What science knowledge do you employ in your baking?

I think the similarities between the lab and the kitchen is that you get to use creativity in both.  In the lab, you are often trying to use a protocol in a different way (with a different organism for example) and you have to figure what you can do to make it work. In the kitchen, I use recipes, but modify them so I’ll like the product more. For instance, I add chocolate to almost everything I bake.  Banana bread is much better with chocolate chips!

Homemade cookie in a centrifuge.Homemade cookie in a centrifuge.

What has been your greatest moment baking?

When my kids were little, I would go a bit overboard with their birthday cakes. I’ve made Barbie cakes and teapot cakes, a cake that looked like a drum.  But one of my happiest moments was making a train cake for my son’s third birthday. I was up most of the night cutting the cake into train cars and decorating them all.  When he came down in the morning, the train was stretched out along the table and the look of joy on his face was priceless!  The kids at daycare (and the teachers) really enjoyed eating it that afternoon, too.

What was your greatest baking disaster?

My greatest failure isn’t a recipe.  I’m kind of a control freak in my kitchen, so I’ve never taught my kids to bake.  I think that’s pretty sad – especially since I’m a teacher. I do a much better job with teaching in the lab.  But some day in the future when I have grandkids, I’m going to teach them to bake!

The best part of baking is that it makes me happy to do it and it makes others happy to eat it. I love bringing treats to people and making them happy!

How do you make those wonderful scones?

Here’s the recipe:

Chocolate Chip Scones  (Makes 16 scones)

Preheat oven to 400oF.


2 cups flour

¼ cup white sugar

1 ¼ tsp baking powder

¼ tsp baking soda

¼ tsp salt

½ cup unsalted butter, cold and cut into pieces

1 cup semi-sweet chocolate chunks (or ½ cup white choc chips and ½ cup of craisins)

2/3-cup buttermilk

1 tsp vanilla


In a large bowl, whisk together the flour, sugar, baking powder, baking soda, and salt. Cut the butter into small pieces and blend into the flour mixture with a pastry blender.  The mixture should look like coarse crumbs. Stir in the chocolate chunks.

In a small measuring cup whisk together the buttermilk and vanilla extract and then add to the flour mixture.  Stir just until the dough comes together (add more buttermilk if necessary).  Do not over mix the dough.

Transfer to a lightly floured surface and knead dough gently four or five times and then pat the dough into a circle that is about 7 inches round and about 1 ½ inches thick.

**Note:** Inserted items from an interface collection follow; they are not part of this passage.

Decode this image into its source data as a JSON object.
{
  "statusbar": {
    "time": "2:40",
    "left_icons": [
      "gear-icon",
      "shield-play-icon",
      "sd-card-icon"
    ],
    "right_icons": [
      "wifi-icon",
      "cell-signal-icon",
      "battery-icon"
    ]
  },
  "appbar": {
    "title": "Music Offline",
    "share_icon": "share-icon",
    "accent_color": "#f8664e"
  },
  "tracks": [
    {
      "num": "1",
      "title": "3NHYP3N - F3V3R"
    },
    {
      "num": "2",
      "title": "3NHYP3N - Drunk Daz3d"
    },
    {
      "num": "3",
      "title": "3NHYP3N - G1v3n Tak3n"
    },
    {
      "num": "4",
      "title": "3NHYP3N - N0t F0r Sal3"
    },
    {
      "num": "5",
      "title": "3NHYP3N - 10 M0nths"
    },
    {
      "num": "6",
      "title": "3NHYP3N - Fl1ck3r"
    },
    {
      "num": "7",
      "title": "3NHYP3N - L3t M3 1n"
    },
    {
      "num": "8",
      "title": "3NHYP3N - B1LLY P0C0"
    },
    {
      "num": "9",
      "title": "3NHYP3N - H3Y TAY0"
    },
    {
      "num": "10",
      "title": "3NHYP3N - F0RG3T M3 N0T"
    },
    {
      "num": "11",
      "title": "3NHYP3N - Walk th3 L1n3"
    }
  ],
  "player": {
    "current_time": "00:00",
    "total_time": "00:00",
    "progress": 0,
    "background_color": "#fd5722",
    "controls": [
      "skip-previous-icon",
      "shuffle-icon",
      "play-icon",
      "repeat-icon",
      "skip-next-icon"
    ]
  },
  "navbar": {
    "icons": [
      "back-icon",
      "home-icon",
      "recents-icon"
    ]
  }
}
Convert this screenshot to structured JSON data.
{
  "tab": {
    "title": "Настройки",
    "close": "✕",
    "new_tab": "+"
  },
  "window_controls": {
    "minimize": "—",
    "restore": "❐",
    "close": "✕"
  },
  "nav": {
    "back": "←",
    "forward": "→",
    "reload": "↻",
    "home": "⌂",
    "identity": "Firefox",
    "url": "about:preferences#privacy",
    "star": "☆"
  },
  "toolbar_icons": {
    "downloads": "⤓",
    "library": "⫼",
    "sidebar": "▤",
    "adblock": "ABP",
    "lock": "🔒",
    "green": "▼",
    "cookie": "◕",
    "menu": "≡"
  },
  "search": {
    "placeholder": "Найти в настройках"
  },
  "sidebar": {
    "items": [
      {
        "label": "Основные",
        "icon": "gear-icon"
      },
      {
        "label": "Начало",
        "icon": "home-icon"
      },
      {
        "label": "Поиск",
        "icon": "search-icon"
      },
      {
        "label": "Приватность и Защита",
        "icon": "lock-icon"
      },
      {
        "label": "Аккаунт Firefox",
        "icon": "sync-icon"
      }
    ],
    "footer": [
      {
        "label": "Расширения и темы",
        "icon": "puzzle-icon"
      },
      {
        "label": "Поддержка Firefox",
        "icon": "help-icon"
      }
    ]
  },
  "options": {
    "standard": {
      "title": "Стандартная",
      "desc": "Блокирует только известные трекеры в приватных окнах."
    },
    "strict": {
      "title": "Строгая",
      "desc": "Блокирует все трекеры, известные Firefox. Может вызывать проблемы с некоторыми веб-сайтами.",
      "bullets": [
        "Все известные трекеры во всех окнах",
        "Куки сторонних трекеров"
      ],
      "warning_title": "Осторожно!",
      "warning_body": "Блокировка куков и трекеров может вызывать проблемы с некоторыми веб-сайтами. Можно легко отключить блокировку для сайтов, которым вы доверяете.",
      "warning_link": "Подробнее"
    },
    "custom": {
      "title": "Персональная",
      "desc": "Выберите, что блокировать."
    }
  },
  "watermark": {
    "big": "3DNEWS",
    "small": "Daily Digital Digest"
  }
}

Cut this circle into 8 wedges and then each wedge in half.  Place the scones on the baking sheet.  Make an egg wash of one well-beaten egg mixed with 1 tbsp milk and brush the tops of the scones with this mixture.  Sprinkle the tops of the scones with a little of the cinnamon sugar.

Bake for about 15 to 20 minutes or until golden brown.  Remove from oven.

Make a glaze of confectioners sugar and water/milk/juice.  Drizzle on hot scones. Transfer to a wire rack to cool.

Egg mixture for brushing top of scones:

1 large egg

1 tbsp milk

Cinnamon sugar

Glaze for top of scones (optional):

1/4-cup confectioners sugar

milk/water/juice to correct consistency